(Web page and app entries)
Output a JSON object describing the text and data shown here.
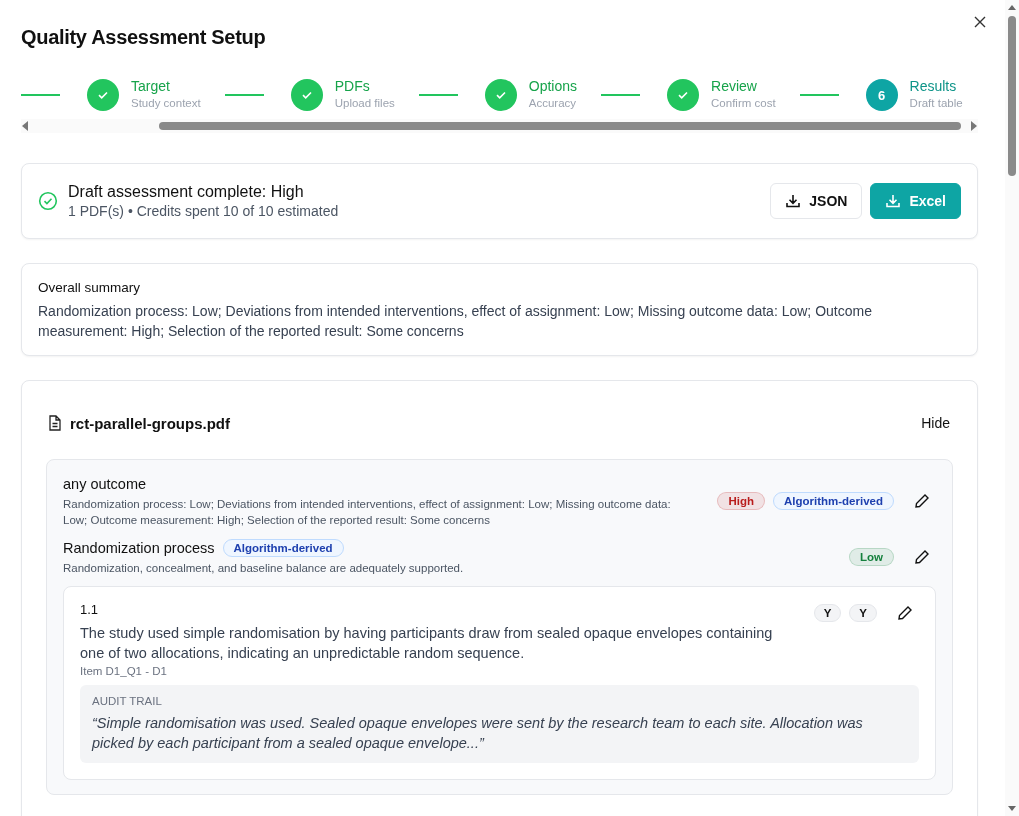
{
  "dialog": {
    "title": "Quality Assessment Setup"
  },
  "steps": [
    {
      "label": "Target",
      "sublabel": "Study context",
      "completed": true
    },
    {
      "label": "PDFs",
      "sublabel": "Upload files",
      "completed": true
    },
    {
      "label": "Options",
      "sublabel": "Accuracy",
      "completed": true
    },
    {
      "label": "Review",
      "sublabel": "Confirm cost",
      "completed": true
    },
    {
      "number": "6",
      "label": "Results",
      "sublabel": "Draft table",
      "completed": false
    }
  ],
  "status_card": {
    "title": "Draft assessment complete: High",
    "detail": "1 PDF(s) • Credits spent 10 of 10 estimated",
    "buttons": [
      {
        "label": "JSON",
        "kind": "outline"
      },
      {
        "label": "Excel",
        "kind": "primary"
      }
    ]
  },
  "overall_summary": {
    "heading": "Overall summary",
    "text": "Randomization process: Low; Deviations from intended interventions, effect of assignment: Low; Missing outcome data: Low; Outcome measurement: High; Selection of the reported result: Some concerns"
  },
  "file": {
    "name": "rct-parallel-groups.pdf",
    "toggle": "Hide",
    "outcome": {
      "title": "any outcome",
      "text": "Randomization process: Low; Deviations from intended interventions, effect of assignment: Low; Missing outcome data: Low; Outcome measurement: High; Selection of the reported result: Some concerns",
      "risk": {
        "label": "High",
        "color": "#b91c1c"
      },
      "source": "Algorithm-derived"
    },
    "domain": {
      "title": "Randomization process",
      "source": "Algorithm-derived",
      "text": "Randomization, concealment, and baseline balance are adequately supported.",
      "risk": {
        "label": "Low",
        "color": "#15803d"
      }
    },
    "question": {
      "id": "1.1",
      "text": "The study used simple randomisation by having participants draw from sealed opaque envelopes containing one of two allocations, indicating an unpredictable random sequence.",
      "meta": "Item D1_Q1 - D1",
      "answers": [
        "Y",
        "Y"
      ],
      "audit_heading": "AUDIT TRAIL",
      "audit_quote": "“Simple randomisation was used. Sealed opaque envelopes were sent by the research team to each site. Allocation was picked by each participant from a sealed opaque envelope...”"
    }
  }
}
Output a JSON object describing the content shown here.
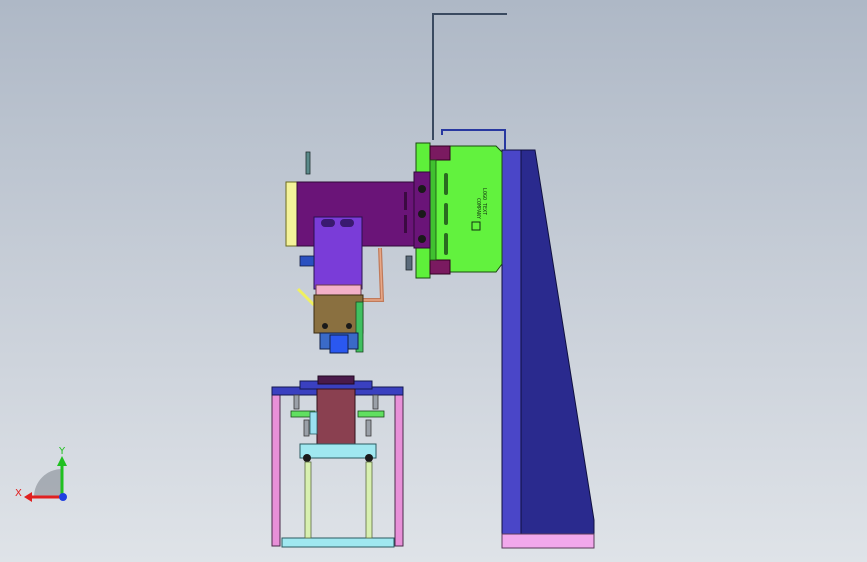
{
  "viewport": {
    "background_top": "#aeb8c6",
    "background_bottom": "#dfe3e8"
  },
  "triad": {
    "x_label": "X",
    "y_label": "Y",
    "x_color": "#e02020",
    "y_color": "#20c020",
    "z_color": "#2040e0"
  },
  "nameplate": {
    "lines": [
      "LOGO TEXT",
      "COMPANY"
    ]
  },
  "colors": {
    "column": "#3a3ab0",
    "column_edge": "#1c1c6e",
    "column_base": "#f0a8e8",
    "green_plate": "#5ef03a",
    "purple_arm": "#6a1478",
    "violet_block": "#7a3cd8",
    "head_brown": "#8a7040",
    "frame_pink": "#e890d8",
    "fixture_maroon": "#8a4050",
    "rail_blue": "#3a40c0",
    "cyan_plate": "#a0e8f0",
    "guide_rod": "#d8f0b0"
  }
}
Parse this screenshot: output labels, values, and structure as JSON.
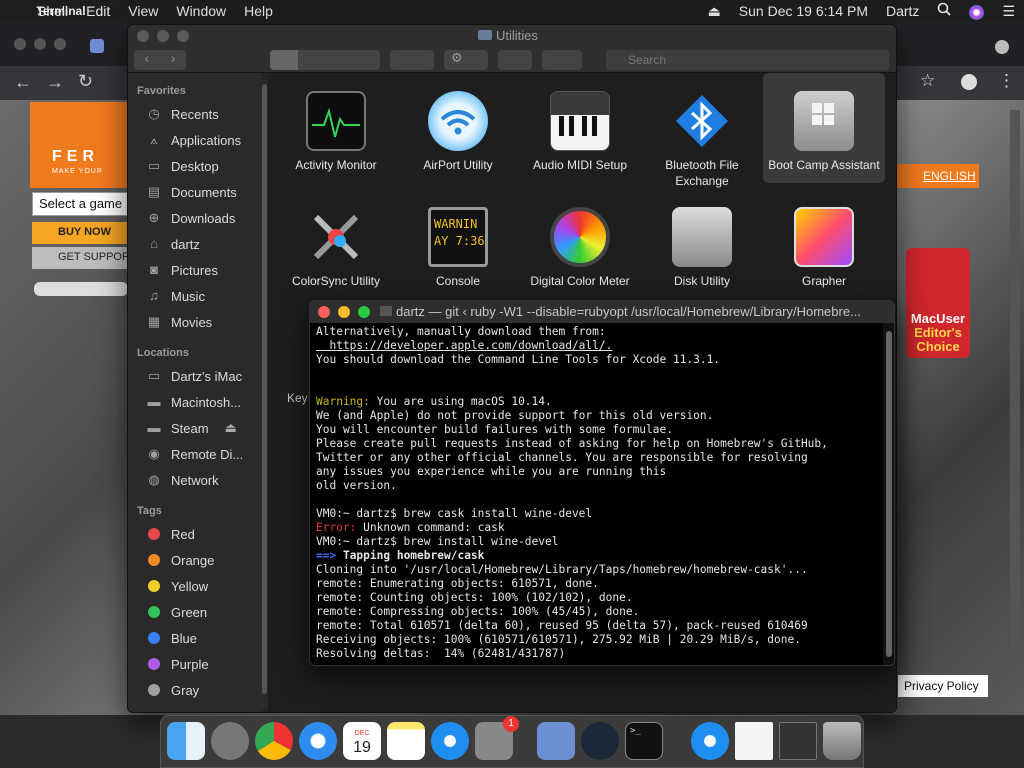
{
  "menubar": {
    "app": "Terminal",
    "items": [
      "Shell",
      "Edit",
      "View",
      "Window",
      "Help"
    ],
    "datetime": "Sun Dec 19  6:14 PM",
    "user": "Dartz"
  },
  "browser": {
    "select_label": "Select a game",
    "buy_label": "BUY NOW",
    "support_label": "GET SUPPORT",
    "lang_label": "ENGLISH",
    "badge_line1": "MacUser",
    "badge_line2": "Editor's",
    "badge_line3": "Choice",
    "privacy": "Privacy Policy",
    "key_text": "Key",
    "logo_text": "FER",
    "logo_sub": "MAKE YOUR"
  },
  "finder": {
    "title": "Utilities",
    "search_placeholder": "Search",
    "favorites_header": "Favorites",
    "favorites": [
      "Recents",
      "Applications",
      "Desktop",
      "Documents",
      "Downloads",
      "dartz",
      "Pictures",
      "Music",
      "Movies"
    ],
    "locations_header": "Locations",
    "locations": [
      "Dartz's iMac",
      "Macintosh...",
      "Steam",
      "Remote Di...",
      "Network"
    ],
    "tags_header": "Tags",
    "tags": [
      "Red",
      "Orange",
      "Yellow",
      "Green",
      "Blue",
      "Purple",
      "Gray"
    ],
    "apps_row1": [
      "Activity Monitor",
      "AirPort Utility",
      "Audio MIDI Setup",
      "Bluetooth File Exchange",
      "Boot Camp Assistant"
    ],
    "apps_row2": [
      "ColorSync Utility",
      "Console",
      "Digital Color Meter",
      "Disk Utility",
      "Grapher"
    ],
    "console_icon_text1": "WARNIN",
    "console_icon_text2": "AY 7:36"
  },
  "terminal": {
    "title": "dartz — git ‹ ruby -W1 --disable=rubyopt /usr/local/Homebrew/Library/Homebre...",
    "lines": [
      "Alternatively, manually download them from:",
      "  https://developer.apple.com/download/all/.",
      "You should download the Command Line Tools for Xcode 11.3.1.",
      "",
      "",
      "Warning: You are using macOS 10.14.",
      "We (and Apple) do not provide support for this old version.",
      "You will encounter build failures with some formulae.",
      "Please create pull requests instead of asking for help on Homebrew's GitHub,",
      "Twitter or any other official channels. You are responsible for resolving",
      "any issues you experience while you are running this",
      "old version.",
      "",
      "VM0:~ dartz$ brew cask install wine-devel",
      "Error: Unknown command: cask",
      "VM0:~ dartz$ brew install wine-devel",
      "==> Tapping homebrew/cask",
      "Cloning into '/usr/local/Homebrew/Library/Taps/homebrew/homebrew-cask'...",
      "remote: Enumerating objects: 610571, done.",
      "remote: Counting objects: 100% (102/102), done.",
      "remote: Compressing objects: 100% (45/45), done.",
      "remote: Total 610571 (delta 60), reused 95 (delta 57), pack-reused 610469",
      "Receiving objects: 100% (610571/610571), 275.92 MiB | 20.29 MiB/s, done.",
      "Resolving deltas:  14% (62481/431787)"
    ]
  },
  "dock": {
    "calendar_month": "DEC",
    "calendar_day": "19",
    "badge_count": "1"
  },
  "colors": {
    "tag_red": "#e5484d",
    "tag_orange": "#f08c2a",
    "tag_yellow": "#f0cf2a",
    "tag_green": "#35c25a",
    "tag_blue": "#3b82f6",
    "tag_purple": "#b05ce6",
    "tag_gray": "#a0a0a0"
  }
}
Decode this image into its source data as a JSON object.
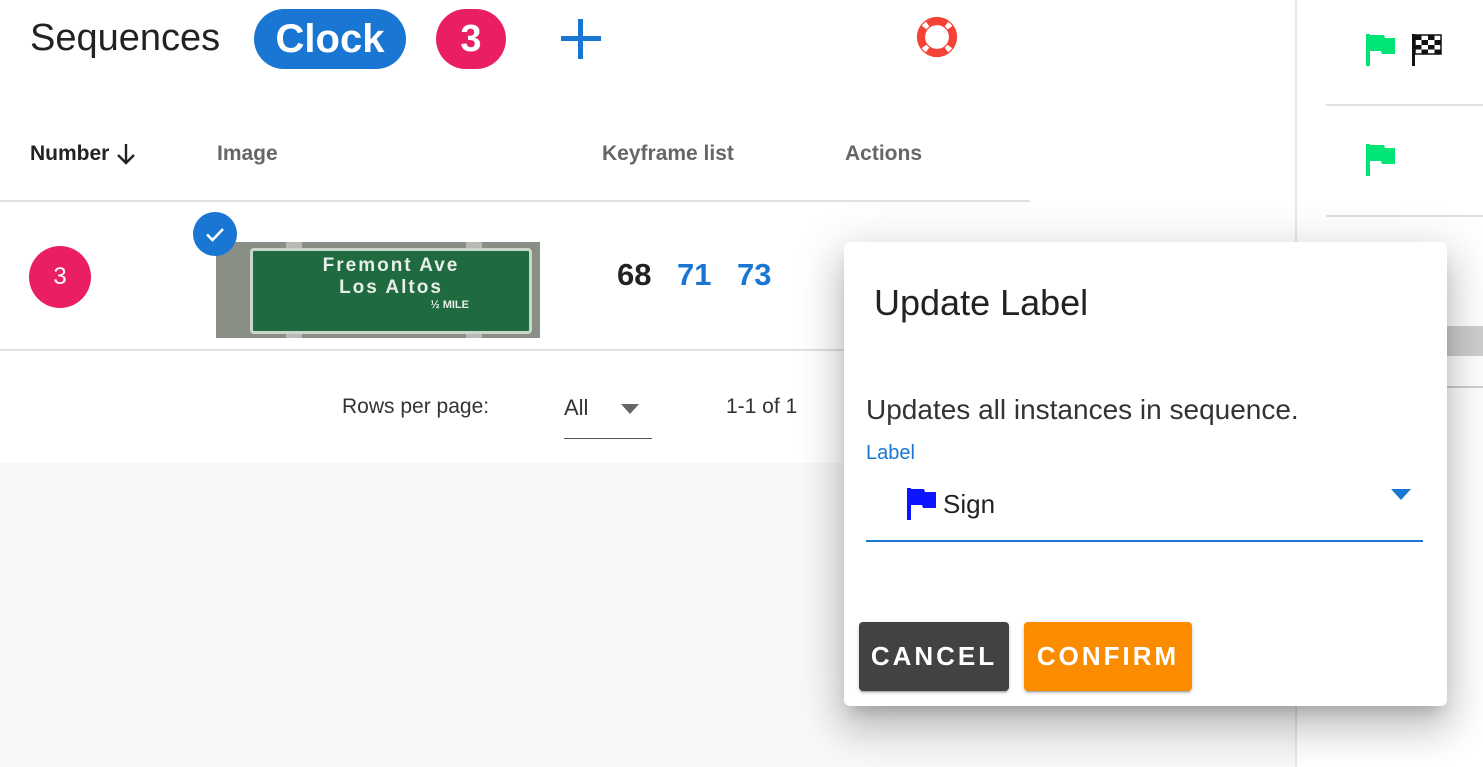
{
  "header": {
    "title": "Sequences",
    "label_chip": "Clock",
    "count_chip": "3",
    "add_icon": "plus-icon",
    "help_icon": "lifebuoy-icon"
  },
  "table": {
    "columns": [
      "Number",
      "Image",
      "Keyframe list",
      "Actions"
    ],
    "sort_icon": "arrow-down-icon",
    "rows": [
      {
        "number": "3",
        "image_sign_text": [
          "Fremont Ave",
          "Los Altos",
          "½ MILE"
        ],
        "selected_icon": "check-icon",
        "keyframes": [
          "68",
          "71",
          "73"
        ]
      }
    ]
  },
  "footer": {
    "rows_per_page_label": "Rows per page:",
    "rows_per_page_value": "All",
    "range": "1-1 of 1"
  },
  "side_panel": {
    "items": [
      {
        "icons": [
          "green-flag-icon",
          "checkered-flag-icon"
        ]
      },
      {
        "icons": [
          "green-flag-icon"
        ]
      }
    ]
  },
  "dialog": {
    "title": "Update Label",
    "text": "Updates all instances in sequence.",
    "field_label": "Label",
    "field_value": "Sign",
    "field_icon": "blue-flag-icon",
    "cancel_label": "CANCEL",
    "confirm_label": "CONFIRM"
  },
  "colors": {
    "primary": "#1976d2",
    "accent_pink": "#e91e63",
    "confirm_orange": "#fb8c00",
    "cancel_dark": "#424242",
    "flag_green": "#00e676",
    "flag_blue": "#0d14ff",
    "help_red": "#f44336"
  }
}
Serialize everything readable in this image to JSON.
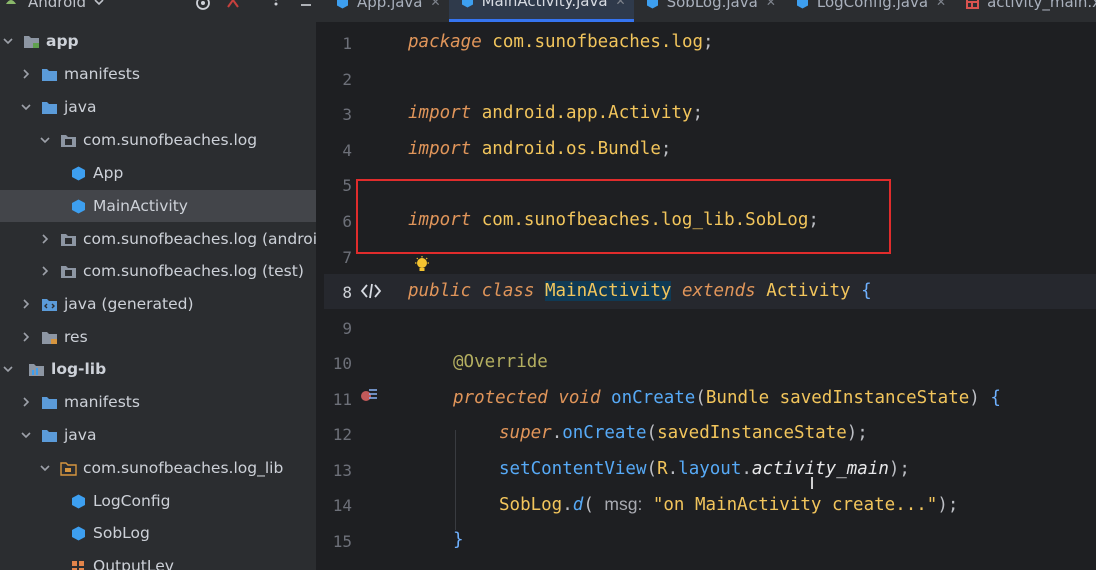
{
  "project_view": {
    "label": "Android"
  },
  "tabs": [
    {
      "label": "App.java"
    },
    {
      "label": "MainActivity.java"
    },
    {
      "label": "SobLog.java"
    },
    {
      "label": "LogConfig.java"
    },
    {
      "label": "activity_main.xml"
    }
  ],
  "tree": {
    "app": "app",
    "manifests1": "manifests",
    "java1": "java",
    "pkg_log": "com.sunofbeaches.log",
    "app_class": "App",
    "mainactivity": "MainActivity",
    "pkg_android_test": "com.sunofbeaches.log (androidTest)",
    "pkg_test": "com.sunofbeaches.log (test)",
    "java_generated": "java (generated)",
    "res": "res",
    "log_lib": "log-lib",
    "manifests2": "manifests",
    "java2": "java",
    "pkg_log_lib": "com.sunofbeaches.log_lib",
    "logconfig": "LogConfig",
    "soblog": "SobLog",
    "outputlev": "OutputLev"
  },
  "editor": {
    "line_numbers": [
      "1",
      "2",
      "3",
      "4",
      "5",
      "6",
      "7",
      "8",
      "9",
      "10",
      "11",
      "12",
      "13",
      "14",
      "15"
    ],
    "l1_kw": "package",
    "l1_pkg": " com.sunofbeaches.log",
    "l1_end": ";",
    "l3_kw": "import",
    "l3_pkg": " android.app.Activity",
    "l3_end": ";",
    "l4_kw": "import",
    "l4_pkg": " android.os.Bundle",
    "l4_end": ";",
    "l6_kw": "import",
    "l6_pkg": " com.sunofbeaches.log_lib.SobLog",
    "l6_end": ";",
    "l8_kw": "public class ",
    "l8_name": "MainActivity",
    "l8_ext": " extends ",
    "l8_sup": "Activity",
    "l8_brace": " {",
    "l10_ann": "@Override",
    "l11_kw": "protected void ",
    "l11_fn": "onCreate",
    "l11_open": "(",
    "l11_type": "Bundle",
    "l11_param": " savedInstanceState",
    "l11_close": ") ",
    "l11_brace": "{",
    "l12_kw": "super",
    "l12_dot": ".",
    "l12_fn": "onCreate",
    "l12_args": "(",
    "l12_param": "savedInstanceState",
    "l12_end": ");",
    "l13_fn": "setContentView",
    "l13_open": "(",
    "l13_r": "R",
    "l13_dot1": ".",
    "l13_layout": "layout",
    "l13_dot2": ".",
    "l13_main": "activity_main",
    "l13_end": ");",
    "l14_cls": "SobLog",
    "l14_dot": ".",
    "l14_fn": "d",
    "l14_open": "( ",
    "l14_hint": "msg:",
    "l14_str": " \"on MainActivity create...\"",
    "l14_end": ");",
    "l15_brace": "}"
  },
  "colors": {
    "highlight_box": "#e02c2c",
    "keyword": "#e0955a",
    "type": "#f2c55c",
    "method": "#57aaf7",
    "annotation": "#b3ae60",
    "active_tab_underline": "#3574f0"
  },
  "icons": {
    "android": "android-icon",
    "folder": "folder-icon",
    "package": "package-icon",
    "class": "class-icon",
    "bulb": "lightbulb-icon",
    "override": "override-marker-icon",
    "implement": "implement-marker-icon"
  }
}
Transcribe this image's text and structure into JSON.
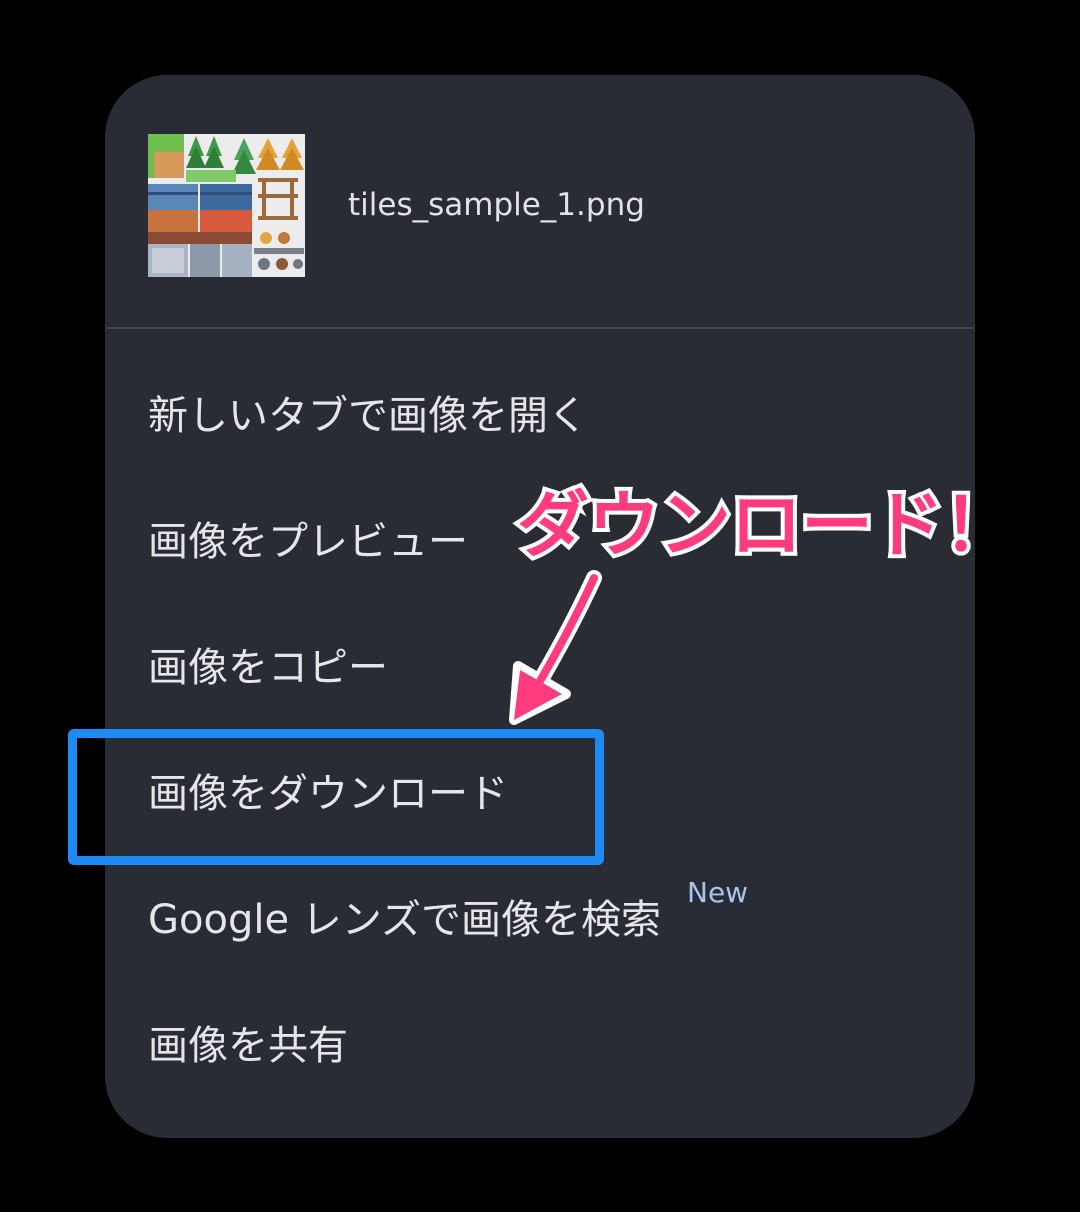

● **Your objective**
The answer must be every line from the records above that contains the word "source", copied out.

● **Response area**
      "source": "Algorithm-derived"
      "source": "Algorithm-derived",
Decode this image into its source data as a JSON object.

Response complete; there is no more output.